28 April 2008
The 2020 Summit was a unique opportunity for those of us who attended from Sydney University to provide real input into directions for government policy.
I was especially struck by the willingness that was shown to embrace research evidence-based policy, which bodes well for the future. I was also impressed by the extraordinary mix of people. Within my area, there were many of the top minds in the health field across the country and from a diverse range of backgrounds.
As National Convenor of the ARC/NHMRC Research Network in Ageing Well, I was prepared to put forward the case for the challenges and opportunities facing an ageing Australia. But rather than the health area becoming a debate among what could be seen to be competing interests, the debate took a more comprehensive life span approach to health. The Summit's first recommendation, was that we 'support the health of all Australians at all stages of life'.
My conviction is that how well we do later in life is critically determined by what happens in early and mid-life. Mid-life in particular is the turning point at which many people set trajectories for going upward or downward as they grow older
The Summit's third recommendation,that health policy should be focused on prevention, has a large and positive impact on older people and society in general. Research shows that prevention actually works and can improve the quality of life of older people, keeping them out of hospital, whereas the existing approach has largely considered older people in terms of care issues and the cost of being in hospital.
Indeed, I would like to shift the focus away from seeing aging as a burden to viewing ageing constructively as a major achievement. How we choose to manage ageing will have a major impact not just on older Australians but on all Australians. A productive generation of older people is good for the individuals concerned and for the economy as the whole, while a healthy generation of older people is again good for the individuals and for the entire health system. By investing in research we can find better ways to achieve both of these outcomes.
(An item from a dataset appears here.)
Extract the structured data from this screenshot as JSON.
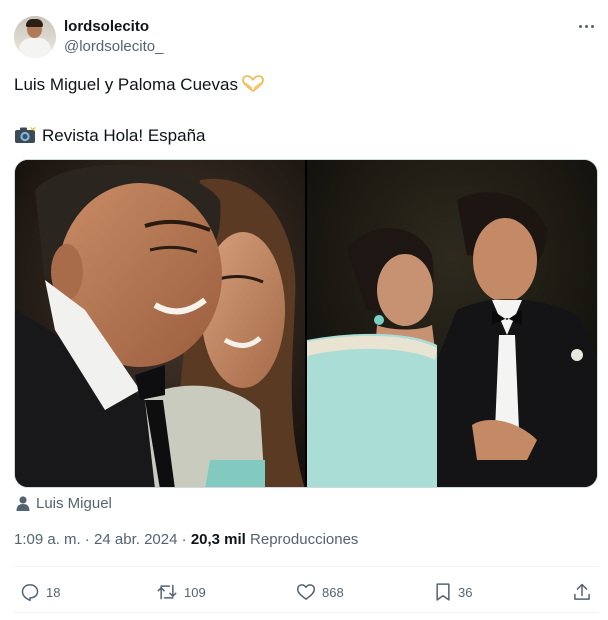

The most dramatic change in ageing is the increase in longevity of the average Australia. Three months has been added to the average lifespan for every year which has passed over the last several decades. We now need to bridge the seventeen year life expectancy gap between indigenous and non-indigenous Australians and the gap between the wealthy and the poor.
Yet ageing is about far more than length of life - it's about independence, dignity and comfort. For us to live healthy and rewarding lives into our old age we need to change our social institutions, re-evaluate our idea of retirement and thoroughly rethink how our health system works. The vast majority of us will never go into a nursing home. A real emphasis on community-based care and preventive care will help us to preserve our independence, dignity and comfort. These are the real pay-offs that come from investing in health care.
Healthcare needs to be "structured around the person rather than the provider". Here's an example of what this means. Rather than providing an expensive high-tech intervention a terminally ill older person may prefer to be given the appropriate palliative care which will provide comfort, dignity and support through to the end of life. In other words, decisions need to be made in context from a person-led perspective, instead of from the present provider-led perspective.
After having had time to digest the summit experience I am very positive about the process and the opportunity. Implementing findings is up to the government of the day, I'm now focused on the next step, helping Australians age well. We need a more thorough understanding of the ageing process and what actions can be taken to achieve positive outcomes for people of all ages. The interconnections between generations make getting this right important for all of us.
Hal Kendig is Research Professor in Health and Ageing at the Faculty of Health Sciences.
Contact: Jake O'Shaughnessy
Phone: +61 2 9351 4312 or 0421 617 861